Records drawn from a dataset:

------

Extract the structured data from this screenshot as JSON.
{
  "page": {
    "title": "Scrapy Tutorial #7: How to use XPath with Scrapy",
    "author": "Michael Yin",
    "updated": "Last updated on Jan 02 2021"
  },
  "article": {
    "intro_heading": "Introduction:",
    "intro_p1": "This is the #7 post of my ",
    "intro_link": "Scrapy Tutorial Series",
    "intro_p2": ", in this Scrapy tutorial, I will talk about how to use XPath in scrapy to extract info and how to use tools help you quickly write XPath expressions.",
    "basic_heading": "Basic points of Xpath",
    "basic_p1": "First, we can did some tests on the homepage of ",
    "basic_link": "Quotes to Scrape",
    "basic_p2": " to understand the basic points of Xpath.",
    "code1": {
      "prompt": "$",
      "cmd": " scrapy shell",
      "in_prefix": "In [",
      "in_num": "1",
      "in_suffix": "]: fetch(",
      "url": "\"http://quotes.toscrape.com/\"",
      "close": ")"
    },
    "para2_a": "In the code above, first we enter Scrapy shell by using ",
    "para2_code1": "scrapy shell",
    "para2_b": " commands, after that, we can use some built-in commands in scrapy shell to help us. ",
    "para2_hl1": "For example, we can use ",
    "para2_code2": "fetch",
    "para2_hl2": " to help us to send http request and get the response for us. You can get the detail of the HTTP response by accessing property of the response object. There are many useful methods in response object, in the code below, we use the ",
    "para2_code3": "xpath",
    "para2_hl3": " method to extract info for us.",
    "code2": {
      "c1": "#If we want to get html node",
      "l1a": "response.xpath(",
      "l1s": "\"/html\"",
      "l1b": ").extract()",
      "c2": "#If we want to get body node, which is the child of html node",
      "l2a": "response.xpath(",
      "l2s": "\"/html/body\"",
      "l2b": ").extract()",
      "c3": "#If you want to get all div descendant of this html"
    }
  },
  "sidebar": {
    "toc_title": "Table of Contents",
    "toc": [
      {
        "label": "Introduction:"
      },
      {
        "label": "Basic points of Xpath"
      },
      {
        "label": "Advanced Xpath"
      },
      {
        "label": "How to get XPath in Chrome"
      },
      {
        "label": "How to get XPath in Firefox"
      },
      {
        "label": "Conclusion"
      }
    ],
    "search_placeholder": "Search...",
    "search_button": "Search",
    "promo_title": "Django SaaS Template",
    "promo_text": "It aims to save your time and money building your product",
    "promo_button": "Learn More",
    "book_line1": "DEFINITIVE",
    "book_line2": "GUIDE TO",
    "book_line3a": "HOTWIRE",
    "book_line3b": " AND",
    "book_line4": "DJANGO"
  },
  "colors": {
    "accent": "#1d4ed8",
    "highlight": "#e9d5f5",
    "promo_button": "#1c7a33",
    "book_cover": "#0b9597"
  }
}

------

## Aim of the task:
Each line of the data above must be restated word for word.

## Expected answer:
Extract the structured data from this screenshot as JSON.
{
  "page": {
    "title": "Scrapy Tutorial #7: How to use XPath with Scrapy",
    "author": "Michael Yin",
    "updated": "Last updated on Jan 02 2021"
  },
  "article": {
    "intro_heading": "Introduction:",
    "intro_p1": "This is the #7 post of my ",
    "intro_link": "Scrapy Tutorial Series",
    "intro_p2": ", in this Scrapy tutorial, I will talk about how to use XPath in scrapy to extract info and how to use tools help you quickly write XPath expressions.",
    "basic_heading": "Basic points of Xpath",
    "basic_p1": "First, we can did some tests on the homepage of ",
    "basic_link": "Quotes to Scrape",
    "basic_p2": " to understand the basic points of Xpath.",
    "code1": {
      "prompt": "$",
      "cmd": " scrapy shell",
      "in_prefix": "In [",
      "in_num": "1",
      "in_suffix": "]: fetch(",
      "url": "\"http://quotes.toscrape.com/\"",
      "close": ")"
    },
    "para2_a": "In the code above, first we enter Scrapy shell by using ",
    "para2_code1": "scrapy shell",
    "para2_b": " commands, after that, we can use some built-in commands in scrapy shell to help us. ",
    "para2_hl1": "For example, we can use ",
    "para2_code2": "fetch",
    "para2_hl2": " to help us to send http request and get the response for us. You can get the detail of the HTTP response by accessing property of the response object. There are many useful methods in response object, in the code below, we use the ",
    "para2_code3": "xpath",
    "para2_hl3": " method to extract info for us.",
    "code2": {
      "c1": "#If we want to get html node",
      "l1a": "response.xpath(",
      "l1s": "\"/html\"",
      "l1b": ").extract()",
      "c2": "#If we want to get body node, which is the child of html node",
      "l2a": "response.xpath(",
      "l2s": "\"/html/body\"",
      "l2b": ").extract()",
      "c3": "#If you want to get all div descendant of this html"
    }
  },
  "sidebar": {
    "toc_title": "Table of Contents",
    "toc": [
      {
        "label": "Introduction:"
      },
      {
        "label": "Basic points of Xpath"
      },
      {
        "label": "Advanced Xpath"
      },
      {
        "label": "How to get XPath in Chrome"
      },
      {
        "label": "How to get XPath in Firefox"
      },
      {
        "label": "Conclusion"
      }
    ],
    "search_placeholder": "Search...",
    "search_button": "Search",
    "promo_title": "Django SaaS Template",
    "promo_text": "It aims to save your time and money building your product",
    "promo_button": "Learn More",
    "book_line1": "DEFINITIVE",
    "book_line2": "GUIDE TO",
    "book_line3a": "HOTWIRE",
    "book_line3b": " AND",
    "book_line4": "DJANGO"
  },
  "colors": {
    "accent": "#1d4ed8",
    "highlight": "#e9d5f5",
    "promo_button": "#1c7a33",
    "book_cover": "#0b9597"
  }
}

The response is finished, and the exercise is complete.